(Beginning of DATA FOR ANALYSIS)

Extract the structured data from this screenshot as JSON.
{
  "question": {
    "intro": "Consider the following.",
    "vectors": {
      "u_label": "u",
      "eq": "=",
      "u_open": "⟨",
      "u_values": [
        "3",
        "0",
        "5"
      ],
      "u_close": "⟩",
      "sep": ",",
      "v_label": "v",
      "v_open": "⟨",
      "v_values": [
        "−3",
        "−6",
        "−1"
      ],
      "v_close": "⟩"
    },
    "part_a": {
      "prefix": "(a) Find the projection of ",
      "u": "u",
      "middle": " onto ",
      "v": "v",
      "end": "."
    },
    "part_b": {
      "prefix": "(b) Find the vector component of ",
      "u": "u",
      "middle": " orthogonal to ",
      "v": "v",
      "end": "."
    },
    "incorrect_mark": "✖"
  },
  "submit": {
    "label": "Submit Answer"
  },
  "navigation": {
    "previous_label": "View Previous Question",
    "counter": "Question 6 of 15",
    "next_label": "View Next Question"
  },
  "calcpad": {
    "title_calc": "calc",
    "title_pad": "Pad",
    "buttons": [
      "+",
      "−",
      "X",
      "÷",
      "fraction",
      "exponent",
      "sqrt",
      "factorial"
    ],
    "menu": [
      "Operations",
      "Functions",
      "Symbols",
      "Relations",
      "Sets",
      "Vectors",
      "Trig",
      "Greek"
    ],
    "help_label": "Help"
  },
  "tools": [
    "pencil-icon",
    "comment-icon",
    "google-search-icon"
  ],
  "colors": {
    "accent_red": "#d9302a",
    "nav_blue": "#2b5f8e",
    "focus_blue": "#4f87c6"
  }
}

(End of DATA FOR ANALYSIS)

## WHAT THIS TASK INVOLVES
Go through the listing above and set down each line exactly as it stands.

## EXERCISE RESPONSE
Extract the structured data from this screenshot as JSON.
{
  "question": {
    "intro": "Consider the following.",
    "vectors": {
      "u_label": "u",
      "eq": "=",
      "u_open": "⟨",
      "u_values": [
        "3",
        "0",
        "5"
      ],
      "u_close": "⟩",
      "sep": ",",
      "v_label": "v",
      "v_open": "⟨",
      "v_values": [
        "−3",
        "−6",
        "−1"
      ],
      "v_close": "⟩"
    },
    "part_a": {
      "prefix": "(a) Find the projection of ",
      "u": "u",
      "middle": " onto ",
      "v": "v",
      "end": "."
    },
    "part_b": {
      "prefix": "(b) Find the vector component of ",
      "u": "u",
      "middle": " orthogonal to ",
      "v": "v",
      "end": "."
    },
    "incorrect_mark": "✖"
  },
  "submit": {
    "label": "Submit Answer"
  },
  "navigation": {
    "previous_label": "View Previous Question",
    "counter": "Question 6 of 15",
    "next_label": "View Next Question"
  },
  "calcpad": {
    "title_calc": "calc",
    "title_pad": "Pad",
    "buttons": [
      "+",
      "−",
      "X",
      "÷",
      "fraction",
      "exponent",
      "sqrt",
      "factorial"
    ],
    "menu": [
      "Operations",
      "Functions",
      "Symbols",
      "Relations",
      "Sets",
      "Vectors",
      "Trig",
      "Greek"
    ],
    "help_label": "Help"
  },
  "tools": [
    "pencil-icon",
    "comment-icon",
    "google-search-icon"
  ],
  "colors": {
    "accent_red": "#d9302a",
    "nav_blue": "#2b5f8e",
    "focus_blue": "#4f87c6"
  }
}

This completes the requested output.